Dangers of Disappearing Glaciers and Ice Packs
Almost all of the mountain glaciers on Earth have been shrinking and disappearing over the last century. With melting ocean ice cover, wildlife and humans will be seriously affected.
Walruses and polar bears have been observed to be thin and in poor condition due in part to the melting sea ice.
Deadly Heat Waves Are More Likely and More Frequent
In July 1995, 739 people in Chicago died when the temperature hit a record 106 degrees F. According to the Centers for Disease Control, access to air conditioning could have saved hundreds of lives… but, 49,000 homes lost power and air conditioning.
By the second day of the five-day heat wave, medical emergency rooms exceeded capacity. About 23 hospitals were closed to new patients. So, ambulances had to drive around town with nowhere to unload their patients. The morgue overflowed. Nine 48-foot meat trucks had to be brought in to store the dead bodies.
The world’s deadliest heat wave struck Europe in August 2003. A staggering 27,000 people in England, France, Germany and other parts of Europe died from the heat wave. More than 14,000 people died in France alone.
Survivors of the heat wave also suffered from dehydration, heat stroke, advanced stages of shock and fevers as well as irreversible brain damage.
Health spending was increased by $6.8 billion over five years by the French government. Due to the heat wave, medical costs soared.
Destructive Hurricanes Are More Likely and More Frequent
Hurricanes are fueled by warm ocean waters. Global warming, which is heating up ocean waters, is predicted to lead to more intense hurricanes.
According to a 2005 study done by Massachusetts Institute of Technology, the destructive potential of tropical storms has doubled over the past 30 years. According to a study done by Georgia Institute of Technology, the number of Category 4 and 5 hurricanes has doubled since the 1970s.
The destruction caused by Hurricane Katrina in 2005 shocked the world. Global warming is predicted to lead to more destructive hurricanes more frequently.
Global Warming Could Lead to Devastating Consequences For Our Economy
* If there isn’t enough snow or snow can not be created due to global warming, America’s $4.5 billion ski industry is dead.
* Global warming could lead to financial disasters for lobstermen. Studies have shown that temperatures ranging from 75 to 86 degrees F are lethal to lobsters.
In 1999, lobsters were dying in record numbers. By 2003, lobster populations were down 70% compared to 1998 levels.
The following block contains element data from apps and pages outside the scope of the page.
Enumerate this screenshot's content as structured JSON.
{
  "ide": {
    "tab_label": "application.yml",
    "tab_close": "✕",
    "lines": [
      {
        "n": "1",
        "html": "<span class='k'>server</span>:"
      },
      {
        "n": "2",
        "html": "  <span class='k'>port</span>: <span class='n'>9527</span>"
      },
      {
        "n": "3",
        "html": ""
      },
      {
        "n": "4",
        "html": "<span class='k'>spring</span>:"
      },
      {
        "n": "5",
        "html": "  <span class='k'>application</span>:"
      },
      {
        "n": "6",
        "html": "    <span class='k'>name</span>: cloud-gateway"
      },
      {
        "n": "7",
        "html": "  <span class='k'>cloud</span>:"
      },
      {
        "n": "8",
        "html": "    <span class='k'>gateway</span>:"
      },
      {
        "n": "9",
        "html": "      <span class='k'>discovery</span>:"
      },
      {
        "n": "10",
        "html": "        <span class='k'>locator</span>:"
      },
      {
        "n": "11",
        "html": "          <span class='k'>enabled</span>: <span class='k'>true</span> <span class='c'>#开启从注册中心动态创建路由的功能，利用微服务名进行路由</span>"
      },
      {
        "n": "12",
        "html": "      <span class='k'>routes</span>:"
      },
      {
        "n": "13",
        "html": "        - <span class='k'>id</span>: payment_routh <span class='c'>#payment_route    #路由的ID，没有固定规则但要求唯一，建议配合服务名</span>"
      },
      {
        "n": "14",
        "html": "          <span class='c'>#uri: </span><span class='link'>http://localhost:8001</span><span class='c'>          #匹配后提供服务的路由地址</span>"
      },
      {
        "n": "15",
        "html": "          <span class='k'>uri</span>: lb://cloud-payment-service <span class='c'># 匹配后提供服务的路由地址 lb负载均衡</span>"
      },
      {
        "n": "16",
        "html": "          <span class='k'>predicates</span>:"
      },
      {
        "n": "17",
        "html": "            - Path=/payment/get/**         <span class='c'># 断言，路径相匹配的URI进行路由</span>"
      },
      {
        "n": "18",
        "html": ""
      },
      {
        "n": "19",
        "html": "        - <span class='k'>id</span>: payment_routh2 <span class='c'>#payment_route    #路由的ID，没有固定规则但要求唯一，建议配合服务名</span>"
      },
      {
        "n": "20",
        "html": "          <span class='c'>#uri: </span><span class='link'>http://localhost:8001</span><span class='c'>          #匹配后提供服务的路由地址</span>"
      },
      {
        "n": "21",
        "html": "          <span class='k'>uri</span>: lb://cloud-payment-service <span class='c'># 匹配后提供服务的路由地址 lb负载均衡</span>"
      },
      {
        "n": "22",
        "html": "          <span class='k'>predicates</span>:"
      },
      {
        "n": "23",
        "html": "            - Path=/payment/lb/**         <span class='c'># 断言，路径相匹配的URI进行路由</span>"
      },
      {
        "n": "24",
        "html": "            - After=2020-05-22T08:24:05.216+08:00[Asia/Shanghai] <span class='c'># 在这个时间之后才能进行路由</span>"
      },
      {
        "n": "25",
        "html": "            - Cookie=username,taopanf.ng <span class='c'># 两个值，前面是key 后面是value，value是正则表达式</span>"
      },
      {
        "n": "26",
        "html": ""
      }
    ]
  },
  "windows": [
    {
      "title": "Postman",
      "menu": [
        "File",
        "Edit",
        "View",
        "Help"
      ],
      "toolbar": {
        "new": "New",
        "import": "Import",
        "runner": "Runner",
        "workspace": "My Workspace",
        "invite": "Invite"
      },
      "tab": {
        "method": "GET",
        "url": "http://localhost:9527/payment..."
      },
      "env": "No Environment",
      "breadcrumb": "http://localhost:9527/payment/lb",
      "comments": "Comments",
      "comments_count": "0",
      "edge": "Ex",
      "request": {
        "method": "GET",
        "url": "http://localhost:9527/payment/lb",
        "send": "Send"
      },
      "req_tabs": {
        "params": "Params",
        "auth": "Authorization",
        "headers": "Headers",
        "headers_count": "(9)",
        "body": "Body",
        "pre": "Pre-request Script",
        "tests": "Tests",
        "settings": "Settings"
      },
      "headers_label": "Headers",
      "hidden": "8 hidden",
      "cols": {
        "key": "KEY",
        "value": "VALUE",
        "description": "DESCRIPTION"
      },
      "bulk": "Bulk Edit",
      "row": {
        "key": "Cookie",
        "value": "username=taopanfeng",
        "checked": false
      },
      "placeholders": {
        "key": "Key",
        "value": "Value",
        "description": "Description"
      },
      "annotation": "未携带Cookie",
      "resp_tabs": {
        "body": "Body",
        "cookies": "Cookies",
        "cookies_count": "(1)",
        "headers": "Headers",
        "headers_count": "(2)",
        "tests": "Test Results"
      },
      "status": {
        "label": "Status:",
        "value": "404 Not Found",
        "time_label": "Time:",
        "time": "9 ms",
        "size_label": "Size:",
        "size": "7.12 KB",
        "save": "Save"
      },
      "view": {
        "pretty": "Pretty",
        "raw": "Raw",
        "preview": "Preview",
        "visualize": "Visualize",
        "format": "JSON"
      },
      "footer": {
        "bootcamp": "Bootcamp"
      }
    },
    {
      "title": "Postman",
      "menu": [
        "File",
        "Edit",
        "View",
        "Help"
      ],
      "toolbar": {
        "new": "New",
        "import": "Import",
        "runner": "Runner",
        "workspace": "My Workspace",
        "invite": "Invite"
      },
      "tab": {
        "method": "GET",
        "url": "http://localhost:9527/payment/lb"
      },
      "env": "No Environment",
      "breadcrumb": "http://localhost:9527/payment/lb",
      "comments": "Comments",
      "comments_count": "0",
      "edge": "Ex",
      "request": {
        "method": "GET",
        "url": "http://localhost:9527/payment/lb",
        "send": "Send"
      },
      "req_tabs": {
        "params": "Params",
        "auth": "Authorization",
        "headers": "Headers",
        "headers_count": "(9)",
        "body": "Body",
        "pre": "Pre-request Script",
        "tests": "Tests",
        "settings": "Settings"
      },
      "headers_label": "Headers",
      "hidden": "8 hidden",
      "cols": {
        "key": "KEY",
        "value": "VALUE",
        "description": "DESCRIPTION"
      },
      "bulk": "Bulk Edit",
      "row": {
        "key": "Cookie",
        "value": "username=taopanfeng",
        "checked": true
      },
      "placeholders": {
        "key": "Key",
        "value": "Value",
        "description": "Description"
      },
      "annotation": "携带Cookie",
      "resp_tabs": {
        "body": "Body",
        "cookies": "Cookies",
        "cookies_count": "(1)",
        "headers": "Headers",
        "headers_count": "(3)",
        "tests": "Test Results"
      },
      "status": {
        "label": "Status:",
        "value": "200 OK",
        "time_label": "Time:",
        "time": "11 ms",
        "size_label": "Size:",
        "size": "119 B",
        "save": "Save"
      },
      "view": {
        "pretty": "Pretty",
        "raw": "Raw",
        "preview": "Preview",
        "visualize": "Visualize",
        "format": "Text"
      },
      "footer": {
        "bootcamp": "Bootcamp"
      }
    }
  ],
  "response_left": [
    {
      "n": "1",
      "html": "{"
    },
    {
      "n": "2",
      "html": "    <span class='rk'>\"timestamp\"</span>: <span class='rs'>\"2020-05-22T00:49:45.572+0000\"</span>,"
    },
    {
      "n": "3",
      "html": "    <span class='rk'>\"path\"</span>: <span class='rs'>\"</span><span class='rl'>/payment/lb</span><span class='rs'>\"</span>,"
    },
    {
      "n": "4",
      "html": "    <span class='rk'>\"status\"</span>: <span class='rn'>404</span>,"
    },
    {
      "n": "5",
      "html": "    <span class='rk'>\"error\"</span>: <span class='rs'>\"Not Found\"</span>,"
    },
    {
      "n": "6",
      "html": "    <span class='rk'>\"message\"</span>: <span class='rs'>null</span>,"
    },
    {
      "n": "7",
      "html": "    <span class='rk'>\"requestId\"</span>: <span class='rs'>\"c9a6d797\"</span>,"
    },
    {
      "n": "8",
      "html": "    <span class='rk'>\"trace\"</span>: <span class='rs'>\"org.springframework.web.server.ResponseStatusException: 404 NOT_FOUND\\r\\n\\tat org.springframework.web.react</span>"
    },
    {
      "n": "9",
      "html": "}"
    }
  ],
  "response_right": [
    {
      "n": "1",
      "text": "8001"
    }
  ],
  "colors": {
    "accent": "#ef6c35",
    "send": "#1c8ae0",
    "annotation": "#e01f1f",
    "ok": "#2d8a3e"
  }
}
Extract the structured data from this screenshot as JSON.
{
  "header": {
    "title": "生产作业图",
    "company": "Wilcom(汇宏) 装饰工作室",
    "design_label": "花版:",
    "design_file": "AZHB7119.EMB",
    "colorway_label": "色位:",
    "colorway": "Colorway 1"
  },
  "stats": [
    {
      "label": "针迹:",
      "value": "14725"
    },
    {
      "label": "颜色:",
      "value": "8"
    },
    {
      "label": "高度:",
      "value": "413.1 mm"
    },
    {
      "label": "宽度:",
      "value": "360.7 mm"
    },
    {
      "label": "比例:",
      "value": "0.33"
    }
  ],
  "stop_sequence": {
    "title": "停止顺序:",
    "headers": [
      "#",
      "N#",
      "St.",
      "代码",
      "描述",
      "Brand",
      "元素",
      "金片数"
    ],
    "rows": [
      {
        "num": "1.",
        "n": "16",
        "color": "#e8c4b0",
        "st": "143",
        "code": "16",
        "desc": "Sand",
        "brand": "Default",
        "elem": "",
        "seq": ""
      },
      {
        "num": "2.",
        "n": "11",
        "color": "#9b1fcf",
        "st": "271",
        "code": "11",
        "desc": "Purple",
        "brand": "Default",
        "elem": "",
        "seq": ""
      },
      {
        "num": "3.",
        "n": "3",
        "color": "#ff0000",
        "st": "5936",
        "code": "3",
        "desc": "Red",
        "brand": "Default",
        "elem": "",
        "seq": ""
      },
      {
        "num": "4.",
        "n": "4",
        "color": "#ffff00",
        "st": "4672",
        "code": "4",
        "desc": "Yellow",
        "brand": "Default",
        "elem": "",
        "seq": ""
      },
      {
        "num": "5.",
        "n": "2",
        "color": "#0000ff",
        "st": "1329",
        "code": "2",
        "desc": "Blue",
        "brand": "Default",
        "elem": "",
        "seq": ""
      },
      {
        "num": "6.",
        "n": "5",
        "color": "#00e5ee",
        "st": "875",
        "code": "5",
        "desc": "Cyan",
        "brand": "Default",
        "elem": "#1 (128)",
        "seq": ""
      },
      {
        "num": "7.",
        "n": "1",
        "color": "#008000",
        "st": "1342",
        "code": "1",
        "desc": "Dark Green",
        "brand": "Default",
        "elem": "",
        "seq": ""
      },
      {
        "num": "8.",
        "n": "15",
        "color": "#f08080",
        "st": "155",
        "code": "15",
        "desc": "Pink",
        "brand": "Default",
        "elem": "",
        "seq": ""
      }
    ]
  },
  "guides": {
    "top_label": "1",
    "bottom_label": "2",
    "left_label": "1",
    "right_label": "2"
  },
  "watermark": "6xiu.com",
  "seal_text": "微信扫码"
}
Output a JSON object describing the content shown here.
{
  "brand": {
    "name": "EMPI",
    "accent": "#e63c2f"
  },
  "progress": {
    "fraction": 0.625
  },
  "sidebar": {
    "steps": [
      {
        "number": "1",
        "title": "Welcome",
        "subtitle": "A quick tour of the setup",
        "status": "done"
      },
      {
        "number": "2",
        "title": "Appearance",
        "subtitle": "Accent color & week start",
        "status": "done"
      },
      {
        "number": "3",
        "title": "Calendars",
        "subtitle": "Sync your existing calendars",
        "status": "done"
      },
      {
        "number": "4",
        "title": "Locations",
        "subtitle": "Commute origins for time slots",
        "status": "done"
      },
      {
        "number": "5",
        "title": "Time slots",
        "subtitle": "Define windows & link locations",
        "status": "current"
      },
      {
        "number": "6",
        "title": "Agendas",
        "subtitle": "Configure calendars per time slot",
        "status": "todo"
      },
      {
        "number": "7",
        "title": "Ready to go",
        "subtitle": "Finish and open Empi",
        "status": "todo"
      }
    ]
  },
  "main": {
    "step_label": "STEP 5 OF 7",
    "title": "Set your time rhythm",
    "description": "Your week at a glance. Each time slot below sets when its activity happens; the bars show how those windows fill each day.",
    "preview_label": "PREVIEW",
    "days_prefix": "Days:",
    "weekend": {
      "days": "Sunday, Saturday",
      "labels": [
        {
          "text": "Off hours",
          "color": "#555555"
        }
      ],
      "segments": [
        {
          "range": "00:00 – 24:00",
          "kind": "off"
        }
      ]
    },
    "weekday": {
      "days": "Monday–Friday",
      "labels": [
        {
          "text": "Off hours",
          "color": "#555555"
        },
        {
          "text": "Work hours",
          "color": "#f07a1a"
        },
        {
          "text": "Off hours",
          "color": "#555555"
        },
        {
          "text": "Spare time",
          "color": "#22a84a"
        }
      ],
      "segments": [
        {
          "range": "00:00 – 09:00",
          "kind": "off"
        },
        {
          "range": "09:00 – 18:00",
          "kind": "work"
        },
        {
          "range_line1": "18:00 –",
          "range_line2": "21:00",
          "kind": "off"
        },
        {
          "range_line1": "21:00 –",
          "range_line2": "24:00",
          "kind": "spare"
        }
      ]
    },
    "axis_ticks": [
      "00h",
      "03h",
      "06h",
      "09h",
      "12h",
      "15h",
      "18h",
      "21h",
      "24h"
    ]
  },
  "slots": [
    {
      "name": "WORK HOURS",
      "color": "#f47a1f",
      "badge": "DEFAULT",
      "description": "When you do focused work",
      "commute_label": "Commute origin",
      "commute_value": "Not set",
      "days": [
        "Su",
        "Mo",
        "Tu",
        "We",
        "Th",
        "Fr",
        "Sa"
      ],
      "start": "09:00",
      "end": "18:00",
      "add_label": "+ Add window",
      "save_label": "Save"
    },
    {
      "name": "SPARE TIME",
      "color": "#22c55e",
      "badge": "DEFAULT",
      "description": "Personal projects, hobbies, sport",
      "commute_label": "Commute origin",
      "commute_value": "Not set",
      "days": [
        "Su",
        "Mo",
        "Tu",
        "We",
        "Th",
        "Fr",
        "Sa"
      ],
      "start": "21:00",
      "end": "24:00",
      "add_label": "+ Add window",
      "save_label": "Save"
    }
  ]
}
* The taste and quality of wine depend on the soil and climate conditions in which the grapes are grown. Higher temperatures and less precipitation as well as more frequent and severe droughts due to global warming could have devastating effects on California’s $15 billion wine industry.
* And so on… and so on…
This post covered the causes, effects and dangers of global warming. The next post will cover how we can prevent, stop or slow global warming — even small changes can make a big difference.